[Entries from a dataset of interfaces]
__________

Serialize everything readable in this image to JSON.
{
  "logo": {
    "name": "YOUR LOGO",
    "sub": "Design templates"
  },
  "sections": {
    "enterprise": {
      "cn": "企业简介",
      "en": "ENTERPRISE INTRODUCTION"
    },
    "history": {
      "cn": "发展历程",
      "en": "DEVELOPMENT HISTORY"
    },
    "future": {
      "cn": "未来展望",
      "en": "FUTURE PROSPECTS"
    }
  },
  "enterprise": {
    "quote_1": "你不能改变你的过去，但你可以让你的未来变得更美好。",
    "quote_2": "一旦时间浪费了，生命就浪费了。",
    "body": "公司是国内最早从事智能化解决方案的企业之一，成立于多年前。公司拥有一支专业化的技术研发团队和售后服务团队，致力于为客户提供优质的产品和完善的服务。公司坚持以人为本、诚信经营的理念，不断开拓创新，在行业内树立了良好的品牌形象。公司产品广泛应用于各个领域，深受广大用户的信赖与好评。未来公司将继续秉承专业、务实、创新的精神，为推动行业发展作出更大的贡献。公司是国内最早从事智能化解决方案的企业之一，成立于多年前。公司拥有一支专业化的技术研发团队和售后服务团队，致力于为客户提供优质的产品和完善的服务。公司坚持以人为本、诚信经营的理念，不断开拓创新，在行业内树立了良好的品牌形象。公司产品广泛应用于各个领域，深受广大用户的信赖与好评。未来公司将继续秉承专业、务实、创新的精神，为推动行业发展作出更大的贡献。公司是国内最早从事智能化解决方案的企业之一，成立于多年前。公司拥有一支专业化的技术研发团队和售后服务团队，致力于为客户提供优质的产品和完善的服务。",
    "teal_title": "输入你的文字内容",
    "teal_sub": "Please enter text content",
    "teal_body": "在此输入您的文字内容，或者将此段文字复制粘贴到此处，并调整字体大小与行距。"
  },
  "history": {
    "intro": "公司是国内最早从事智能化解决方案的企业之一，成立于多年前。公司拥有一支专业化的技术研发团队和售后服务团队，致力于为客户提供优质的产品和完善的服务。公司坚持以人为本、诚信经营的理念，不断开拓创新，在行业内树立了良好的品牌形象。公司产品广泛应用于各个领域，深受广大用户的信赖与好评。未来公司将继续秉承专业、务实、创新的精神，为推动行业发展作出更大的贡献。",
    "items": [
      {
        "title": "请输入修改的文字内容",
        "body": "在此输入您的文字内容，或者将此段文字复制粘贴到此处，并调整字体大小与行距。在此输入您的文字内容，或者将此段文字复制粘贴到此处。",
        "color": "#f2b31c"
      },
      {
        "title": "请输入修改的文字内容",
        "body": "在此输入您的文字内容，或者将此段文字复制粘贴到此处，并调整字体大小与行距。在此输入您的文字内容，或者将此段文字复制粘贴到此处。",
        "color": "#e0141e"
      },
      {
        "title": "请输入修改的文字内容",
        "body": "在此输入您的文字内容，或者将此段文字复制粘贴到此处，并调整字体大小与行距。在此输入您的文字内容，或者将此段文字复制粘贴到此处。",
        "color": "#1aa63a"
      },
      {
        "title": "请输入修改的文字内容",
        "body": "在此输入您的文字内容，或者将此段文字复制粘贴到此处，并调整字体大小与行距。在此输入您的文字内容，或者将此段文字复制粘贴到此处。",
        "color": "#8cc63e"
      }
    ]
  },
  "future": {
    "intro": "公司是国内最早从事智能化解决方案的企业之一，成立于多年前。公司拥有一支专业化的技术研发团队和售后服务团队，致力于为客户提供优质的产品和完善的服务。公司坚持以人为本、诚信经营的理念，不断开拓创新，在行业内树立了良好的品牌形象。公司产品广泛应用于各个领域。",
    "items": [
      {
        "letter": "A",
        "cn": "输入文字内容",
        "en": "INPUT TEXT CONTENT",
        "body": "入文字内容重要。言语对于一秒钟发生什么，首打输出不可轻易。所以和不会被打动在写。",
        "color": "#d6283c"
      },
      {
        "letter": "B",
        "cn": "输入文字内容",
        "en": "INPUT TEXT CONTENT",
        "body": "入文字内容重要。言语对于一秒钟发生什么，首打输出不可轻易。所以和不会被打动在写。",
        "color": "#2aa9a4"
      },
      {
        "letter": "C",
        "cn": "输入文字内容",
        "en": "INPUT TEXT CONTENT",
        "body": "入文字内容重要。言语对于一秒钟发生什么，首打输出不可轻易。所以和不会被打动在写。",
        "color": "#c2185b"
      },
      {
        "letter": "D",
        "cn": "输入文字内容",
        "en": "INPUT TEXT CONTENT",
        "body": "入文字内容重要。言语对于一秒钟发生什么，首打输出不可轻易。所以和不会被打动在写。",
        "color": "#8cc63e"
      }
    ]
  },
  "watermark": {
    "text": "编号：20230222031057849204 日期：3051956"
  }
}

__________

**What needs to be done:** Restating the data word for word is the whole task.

**Written solution:**
Serialize everything readable in this image to JSON.
{
  "logo": {
    "name": "YOUR LOGO",
    "sub": "Design templates"
  },
  "sections": {
    "enterprise": {
      "cn": "企业简介",
      "en": "ENTERPRISE INTRODUCTION"
    },
    "history": {
      "cn": "发展历程",
      "en": "DEVELOPMENT HISTORY"
    },
    "future": {
      "cn": "未来展望",
      "en": "FUTURE PROSPECTS"
    }
  },
  "enterprise": {
    "quote_1": "你不能改变你的过去，但你可以让你的未来变得更美好。",
    "quote_2": "一旦时间浪费了，生命就浪费了。",
    "body": "公司是国内最早从事智能化解决方案的企业之一，成立于多年前。公司拥有一支专业化的技术研发团队和售后服务团队，致力于为客户提供优质的产品和完善的服务。公司坚持以人为本、诚信经营的理念，不断开拓创新，在行业内树立了良好的品牌形象。公司产品广泛应用于各个领域，深受广大用户的信赖与好评。未来公司将继续秉承专业、务实、创新的精神，为推动行业发展作出更大的贡献。公司是国内最早从事智能化解决方案的企业之一，成立于多年前。公司拥有一支专业化的技术研发团队和售后服务团队，致力于为客户提供优质的产品和完善的服务。公司坚持以人为本、诚信经营的理念，不断开拓创新，在行业内树立了良好的品牌形象。公司产品广泛应用于各个领域，深受广大用户的信赖与好评。未来公司将继续秉承专业、务实、创新的精神，为推动行业发展作出更大的贡献。公司是国内最早从事智能化解决方案的企业之一，成立于多年前。公司拥有一支专业化的技术研发团队和售后服务团队，致力于为客户提供优质的产品和完善的服务。",
    "teal_title": "输入你的文字内容",
    "teal_sub": "Please enter text content",
    "teal_body": "在此输入您的文字内容，或者将此段文字复制粘贴到此处，并调整字体大小与行距。"
  },
  "history": {
    "intro": "公司是国内最早从事智能化解决方案的企业之一，成立于多年前。公司拥有一支专业化的技术研发团队和售后服务团队，致力于为客户提供优质的产品和完善的服务。公司坚持以人为本、诚信经营的理念，不断开拓创新，在行业内树立了良好的品牌形象。公司产品广泛应用于各个领域，深受广大用户的信赖与好评。未来公司将继续秉承专业、务实、创新的精神，为推动行业发展作出更大的贡献。",
    "items": [
      {
        "title": "请输入修改的文字内容",
        "body": "在此输入您的文字内容，或者将此段文字复制粘贴到此处，并调整字体大小与行距。在此输入您的文字内容，或者将此段文字复制粘贴到此处。",
        "color": "#f2b31c"
      },
      {
        "title": "请输入修改的文字内容",
        "body": "在此输入您的文字内容，或者将此段文字复制粘贴到此处，并调整字体大小与行距。在此输入您的文字内容，或者将此段文字复制粘贴到此处。",
        "color": "#e0141e"
      },
      {
        "title": "请输入修改的文字内容",
        "body": "在此输入您的文字内容，或者将此段文字复制粘贴到此处，并调整字体大小与行距。在此输入您的文字内容，或者将此段文字复制粘贴到此处。",
        "color": "#1aa63a"
      },
      {
        "title": "请输入修改的文字内容",
        "body": "在此输入您的文字内容，或者将此段文字复制粘贴到此处，并调整字体大小与行距。在此输入您的文字内容，或者将此段文字复制粘贴到此处。",
        "color": "#8cc63e"
      }
    ]
  },
  "future": {
    "intro": "公司是国内最早从事智能化解决方案的企业之一，成立于多年前。公司拥有一支专业化的技术研发团队和售后服务团队，致力于为客户提供优质的产品和完善的服务。公司坚持以人为本、诚信经营的理念，不断开拓创新，在行业内树立了良好的品牌形象。公司产品广泛应用于各个领域。",
    "items": [
      {
        "letter": "A",
        "cn": "输入文字内容",
        "en": "INPUT TEXT CONTENT",
        "body": "入文字内容重要。言语对于一秒钟发生什么，首打输出不可轻易。所以和不会被打动在写。",
        "color": "#d6283c"
      },
      {
        "letter": "B",
        "cn": "输入文字内容",
        "en": "INPUT TEXT CONTENT",
        "body": "入文字内容重要。言语对于一秒钟发生什么，首打输出不可轻易。所以和不会被打动在写。",
        "color": "#2aa9a4"
      },
      {
        "letter": "C",
        "cn": "输入文字内容",
        "en": "INPUT TEXT CONTENT",
        "body": "入文字内容重要。言语对于一秒钟发生什么，首打输出不可轻易。所以和不会被打动在写。",
        "color": "#c2185b"
      },
      {
        "letter": "D",
        "cn": "输入文字内容",
        "en": "INPUT TEXT CONTENT",
        "body": "入文字内容重要。言语对于一秒钟发生什么，首打输出不可轻易。所以和不会被打动在写。",
        "color": "#8cc63e"
      }
    ]
  },
  "watermark": {
    "text": "编号：20230222031057849204 日期：3051956"
  }
}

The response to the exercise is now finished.